The Rest of It: Hustlers, Cocaine, Depression, and Then Some, 1976–1988
by Martin Duberman
Duke Univ. Press, 240 pages, $27.95
AT ONE POINT in this account of twelve difficult years in his life, Martin Duberman describes a 1981 encounter he had with a woman at a party. In his telling, Sally was a self-described liberal, feminist, ex-Marxist lawyer who owned a Manhattan townhouse and employed “servants.” She had contempt for Martin Luther King, Jr., for promiscuity, and for people who lacked the drive to get ahead in life. She reserved her pity for people who had no children. For two hours, Duberman listened to what readers will easily recognize as pretentious claptrap.
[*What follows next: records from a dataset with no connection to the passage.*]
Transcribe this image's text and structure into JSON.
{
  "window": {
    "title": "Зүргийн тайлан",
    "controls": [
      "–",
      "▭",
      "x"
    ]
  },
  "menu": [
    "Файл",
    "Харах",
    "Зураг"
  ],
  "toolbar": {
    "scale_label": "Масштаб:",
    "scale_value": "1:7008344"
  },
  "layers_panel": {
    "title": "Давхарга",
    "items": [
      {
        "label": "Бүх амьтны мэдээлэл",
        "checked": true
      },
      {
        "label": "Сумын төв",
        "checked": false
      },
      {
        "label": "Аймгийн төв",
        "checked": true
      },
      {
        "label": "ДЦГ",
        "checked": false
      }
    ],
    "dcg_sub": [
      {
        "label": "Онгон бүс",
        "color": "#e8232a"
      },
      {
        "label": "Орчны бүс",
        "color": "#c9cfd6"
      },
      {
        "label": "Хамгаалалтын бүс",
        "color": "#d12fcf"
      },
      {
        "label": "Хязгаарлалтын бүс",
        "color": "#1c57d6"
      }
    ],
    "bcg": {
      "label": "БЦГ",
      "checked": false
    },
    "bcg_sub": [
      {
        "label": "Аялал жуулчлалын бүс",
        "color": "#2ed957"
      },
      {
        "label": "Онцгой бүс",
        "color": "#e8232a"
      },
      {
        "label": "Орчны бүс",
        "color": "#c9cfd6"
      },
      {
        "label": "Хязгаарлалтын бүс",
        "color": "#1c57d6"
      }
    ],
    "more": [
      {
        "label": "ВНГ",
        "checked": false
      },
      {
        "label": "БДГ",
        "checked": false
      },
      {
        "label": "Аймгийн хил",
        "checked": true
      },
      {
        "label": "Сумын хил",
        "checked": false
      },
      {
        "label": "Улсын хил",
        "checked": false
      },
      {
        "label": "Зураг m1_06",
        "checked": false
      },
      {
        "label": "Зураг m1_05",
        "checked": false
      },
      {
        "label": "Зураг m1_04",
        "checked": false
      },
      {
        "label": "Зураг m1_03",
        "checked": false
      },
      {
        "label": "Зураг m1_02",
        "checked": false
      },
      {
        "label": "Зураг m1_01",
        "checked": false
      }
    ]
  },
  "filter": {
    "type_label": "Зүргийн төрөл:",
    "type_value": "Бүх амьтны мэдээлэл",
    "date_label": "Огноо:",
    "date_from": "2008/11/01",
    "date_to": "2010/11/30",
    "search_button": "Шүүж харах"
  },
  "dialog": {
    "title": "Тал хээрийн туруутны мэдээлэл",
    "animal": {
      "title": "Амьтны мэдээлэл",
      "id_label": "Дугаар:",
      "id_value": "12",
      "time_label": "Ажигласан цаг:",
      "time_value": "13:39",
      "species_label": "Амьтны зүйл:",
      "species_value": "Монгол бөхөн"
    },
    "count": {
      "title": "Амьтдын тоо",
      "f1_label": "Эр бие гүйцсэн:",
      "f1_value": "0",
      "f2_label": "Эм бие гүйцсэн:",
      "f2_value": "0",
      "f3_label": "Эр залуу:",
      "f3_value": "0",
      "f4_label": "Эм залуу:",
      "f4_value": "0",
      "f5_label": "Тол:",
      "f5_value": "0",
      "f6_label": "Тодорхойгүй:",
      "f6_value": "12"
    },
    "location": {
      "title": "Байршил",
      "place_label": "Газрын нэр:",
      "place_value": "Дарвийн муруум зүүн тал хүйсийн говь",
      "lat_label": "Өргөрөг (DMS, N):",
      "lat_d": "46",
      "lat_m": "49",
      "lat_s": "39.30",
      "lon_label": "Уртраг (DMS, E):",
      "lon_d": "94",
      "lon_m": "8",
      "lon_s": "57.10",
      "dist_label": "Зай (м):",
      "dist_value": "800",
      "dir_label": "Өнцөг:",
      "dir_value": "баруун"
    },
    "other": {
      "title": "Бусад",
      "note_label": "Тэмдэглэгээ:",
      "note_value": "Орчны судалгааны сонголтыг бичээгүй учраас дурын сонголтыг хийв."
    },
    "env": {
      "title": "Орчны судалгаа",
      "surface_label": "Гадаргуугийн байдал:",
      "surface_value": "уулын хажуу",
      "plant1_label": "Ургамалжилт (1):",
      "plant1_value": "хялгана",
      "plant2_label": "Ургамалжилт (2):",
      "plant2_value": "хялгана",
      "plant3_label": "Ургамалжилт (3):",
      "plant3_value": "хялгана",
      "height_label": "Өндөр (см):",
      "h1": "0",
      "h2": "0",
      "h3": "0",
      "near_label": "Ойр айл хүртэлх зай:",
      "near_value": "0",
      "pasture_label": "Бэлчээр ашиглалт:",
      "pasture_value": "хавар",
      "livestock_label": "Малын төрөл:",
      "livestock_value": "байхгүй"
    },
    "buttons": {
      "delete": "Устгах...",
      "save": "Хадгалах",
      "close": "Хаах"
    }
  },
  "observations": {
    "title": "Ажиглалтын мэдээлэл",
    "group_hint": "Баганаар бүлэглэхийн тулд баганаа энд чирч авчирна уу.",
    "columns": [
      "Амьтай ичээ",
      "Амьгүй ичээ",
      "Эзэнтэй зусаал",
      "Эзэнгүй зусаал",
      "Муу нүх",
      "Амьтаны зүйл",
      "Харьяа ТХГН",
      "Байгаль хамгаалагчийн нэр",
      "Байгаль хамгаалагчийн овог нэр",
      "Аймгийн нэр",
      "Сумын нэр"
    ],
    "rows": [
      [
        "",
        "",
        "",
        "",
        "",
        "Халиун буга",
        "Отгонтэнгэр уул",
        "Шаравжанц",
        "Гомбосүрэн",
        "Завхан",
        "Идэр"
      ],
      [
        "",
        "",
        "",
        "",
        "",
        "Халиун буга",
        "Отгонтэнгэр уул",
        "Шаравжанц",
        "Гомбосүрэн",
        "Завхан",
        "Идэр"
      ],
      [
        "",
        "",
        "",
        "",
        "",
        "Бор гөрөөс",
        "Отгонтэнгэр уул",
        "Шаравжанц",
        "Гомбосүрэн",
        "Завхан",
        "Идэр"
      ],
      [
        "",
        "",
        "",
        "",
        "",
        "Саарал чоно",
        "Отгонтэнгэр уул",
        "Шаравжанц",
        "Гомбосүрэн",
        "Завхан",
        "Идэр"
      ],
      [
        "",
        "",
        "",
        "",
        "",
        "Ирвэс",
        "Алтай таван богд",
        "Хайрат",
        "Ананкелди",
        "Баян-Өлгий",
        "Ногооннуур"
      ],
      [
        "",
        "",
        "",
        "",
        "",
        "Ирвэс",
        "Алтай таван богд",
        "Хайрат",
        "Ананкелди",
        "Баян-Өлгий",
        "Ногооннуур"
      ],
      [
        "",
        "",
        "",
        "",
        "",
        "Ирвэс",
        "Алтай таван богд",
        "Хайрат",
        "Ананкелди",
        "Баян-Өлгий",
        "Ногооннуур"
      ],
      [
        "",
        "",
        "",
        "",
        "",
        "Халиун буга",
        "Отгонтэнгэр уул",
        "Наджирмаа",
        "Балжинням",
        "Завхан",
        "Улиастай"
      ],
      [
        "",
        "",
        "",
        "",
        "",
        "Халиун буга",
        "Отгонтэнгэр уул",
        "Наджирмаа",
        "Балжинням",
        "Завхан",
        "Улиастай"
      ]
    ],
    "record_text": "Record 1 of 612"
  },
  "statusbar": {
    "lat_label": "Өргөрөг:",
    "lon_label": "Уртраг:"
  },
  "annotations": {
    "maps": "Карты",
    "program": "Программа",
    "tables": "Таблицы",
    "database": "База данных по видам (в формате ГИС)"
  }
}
When he got home, he wrote in his diary that he should have “swatted the smug bitch.” Still, she got under his skin, and he spent the night feeling sadness and guilt about his life as a gay man.
Throughout The Rest of It, the author re-creates experiences from his past in ways that seem calculated to exasperate his readers.